Book Title: SEXTET
How did you know you wanted to be an author? I had been writing cookbooks for some time, but then I began to research a true story and realized I wanted to make it into a novel. So that was my first fiction book, The Camel Trail. It still had some food references so it won a Food Literature prize. The process of writing was the best experience of my working life, so that’s when I discovered I wanted to be an author.
What is your advice for aspiring authors? If you had to do it again, what would you have done differently? Never give up. If you have an idea and commitment to the writing, you will produce that novel. Make your day structured: set aside time when you will do nothing else but write. Don’t go out to lunch or coffees with friends, just keep writing. Then, when you submit your book for publication, don’t be put off by rejection. Writers have to be resilient. The very best of them have been rejected before they finally became successful.
Do you have any writing rituals or practices? I like to get up early and start the day with a cup of tea at my desk. This is when I go over what I have written the previous day. It nearly always looks better in the morning, after I’ve done some corrections. Then I have breakfast at about 9.30am, keep writing till lunch and then take a break. It’s a good idea to go for a walk, so you can think about your characters and plot.
Another important thing is to be ruthless about email: don’t keep stopping to read texts or emails. Try to do it only two or three times a day. Try to read a bit in the evenings: learning from good writers is both encouraging and depressing, but it’s valuable to understand how it should be done. Hopefully you’ll get to reproduce some of it in your own work.
What message do you want readers to remember? It’s said that everyone has a novel in them. Certainly everyone knows stories: about their own lives or about people they have met. But putting that down on paper is not as easy as it seems. If you decide to self publish, be meticulous about grammar, layout and appearance. Go over and over your text, till it is the best it can be. And then get someone else to give you a dispassionate view.

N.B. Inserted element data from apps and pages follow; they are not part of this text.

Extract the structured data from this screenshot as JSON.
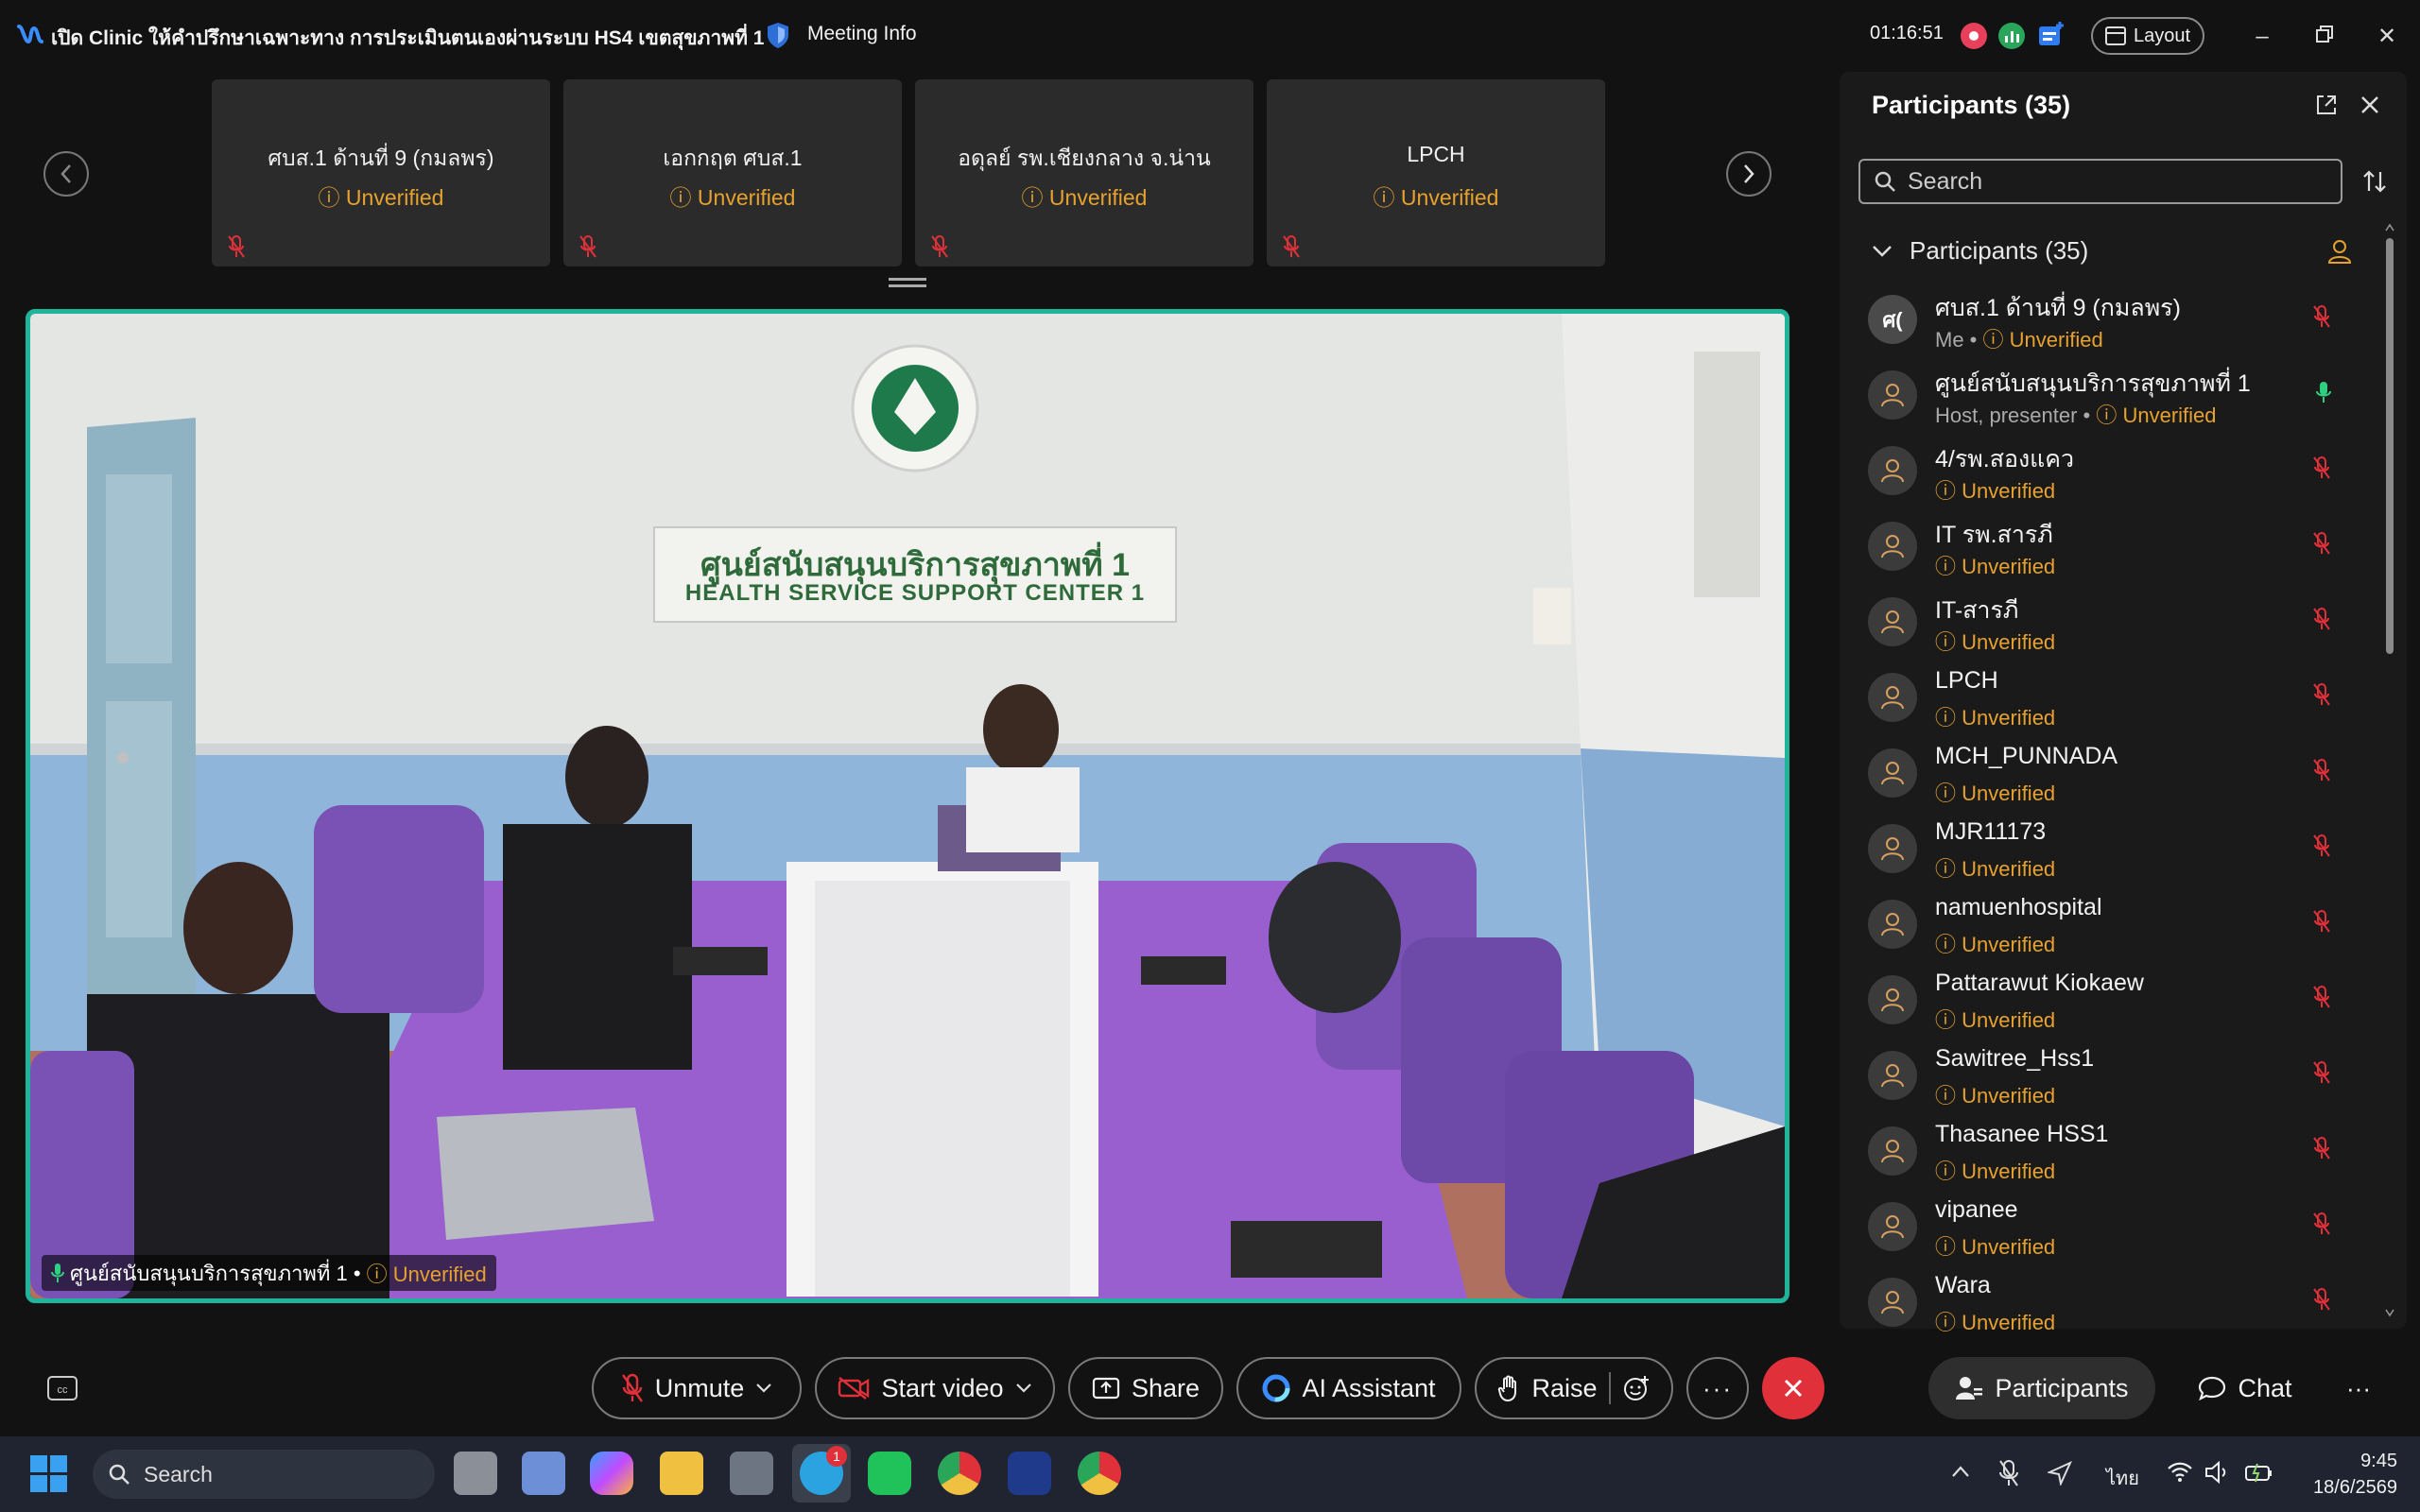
{
  "titlebar": {
    "meeting_title": "เปิด Clinic ให้คำปรึกษาเฉพาะทาง การประเมินตนเองผ่านระบบ HS4 เขตสุขภาพที่ 1",
    "meeting_info": "Meeting Info",
    "timer": "01:16:51",
    "layout_label": "Layout"
  },
  "filmstrip": [
    {
      "name": "ศบส.1 ด้านที่ 9 (กมลพร)",
      "status": "Unverified"
    },
    {
      "name": "เอกกฤต ศบส.1",
      "status": "Unverified"
    },
    {
      "name": "อดุลย์ รพ.เชียงกลาง จ.น่าน",
      "status": "Unverified"
    },
    {
      "name": "LPCH",
      "status": "Unverified"
    }
  ],
  "video": {
    "sign_line1": "ศูนย์สนับสนุนบริการสุขภาพที่ 1",
    "sign_line2": "HEALTH SERVICE SUPPORT CENTER 1",
    "label_name": "ศูนย์สนับสนุนบริการสุขภาพที่ 1 •",
    "label_status": "Unverified"
  },
  "panel": {
    "title": "Participants (35)",
    "search_placeholder": "Search",
    "section_label": "Participants (35)",
    "participants": [
      {
        "name": "ศบส.1 ด้านที่ 9 (กมลพร)",
        "role": "Me •",
        "status": "Unverified",
        "avatar": "ศ(",
        "mic": "muted"
      },
      {
        "name": "ศูนย์สนับสนุนบริการสุขภาพที่ 1",
        "role": "Host, presenter •",
        "status": "Unverified",
        "avatar": "",
        "mic": "on"
      },
      {
        "name": "4/รพ.สองแคว",
        "role": "",
        "status": "Unverified",
        "avatar": "",
        "mic": "muted"
      },
      {
        "name": "IT รพ.สารภี",
        "role": "",
        "status": "Unverified",
        "avatar": "",
        "mic": "muted"
      },
      {
        "name": "IT-สารภี",
        "role": "",
        "status": "Unverified",
        "avatar": "",
        "mic": "muted"
      },
      {
        "name": "LPCH",
        "role": "",
        "status": "Unverified",
        "avatar": "",
        "mic": "muted"
      },
      {
        "name": "MCH_PUNNADA",
        "role": "",
        "status": "Unverified",
        "avatar": "",
        "mic": "muted"
      },
      {
        "name": "MJR11173",
        "role": "",
        "status": "Unverified",
        "avatar": "",
        "mic": "muted"
      },
      {
        "name": "namuenhospital",
        "role": "",
        "status": "Unverified",
        "avatar": "",
        "mic": "muted"
      },
      {
        "name": "Pattarawut Kiokaew",
        "role": "",
        "status": "Unverified",
        "avatar": "",
        "mic": "muted"
      },
      {
        "name": "Sawitree_Hss1",
        "role": "",
        "status": "Unverified",
        "avatar": "",
        "mic": "muted"
      },
      {
        "name": "Thasanee  HSS1",
        "role": "",
        "status": "Unverified",
        "avatar": "",
        "mic": "muted"
      },
      {
        "name": "vipanee",
        "role": "",
        "status": "Unverified",
        "avatar": "",
        "mic": "muted"
      },
      {
        "name": "Wara",
        "role": "",
        "status": "Unverified",
        "avatar": "",
        "mic": "muted"
      }
    ]
  },
  "controls": {
    "unmute": "Unmute",
    "start_video": "Start video",
    "share": "Share",
    "ai_assistant": "AI Assistant",
    "raise": "Raise",
    "participants": "Participants",
    "chat": "Chat"
  },
  "taskbar": {
    "search": "Search",
    "telegram_badge": "1",
    "lang": "ไทย",
    "time": "9:45",
    "date": "18/6/2569"
  },
  "colors": {
    "accent_teal": "#1fb59c",
    "unverified": "#e6a22e",
    "muted_red": "#e0303a",
    "panel_bg": "#1a1a1a"
  }
}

I am delighted to hear from anyone who wants to talk about my novels or my food writing.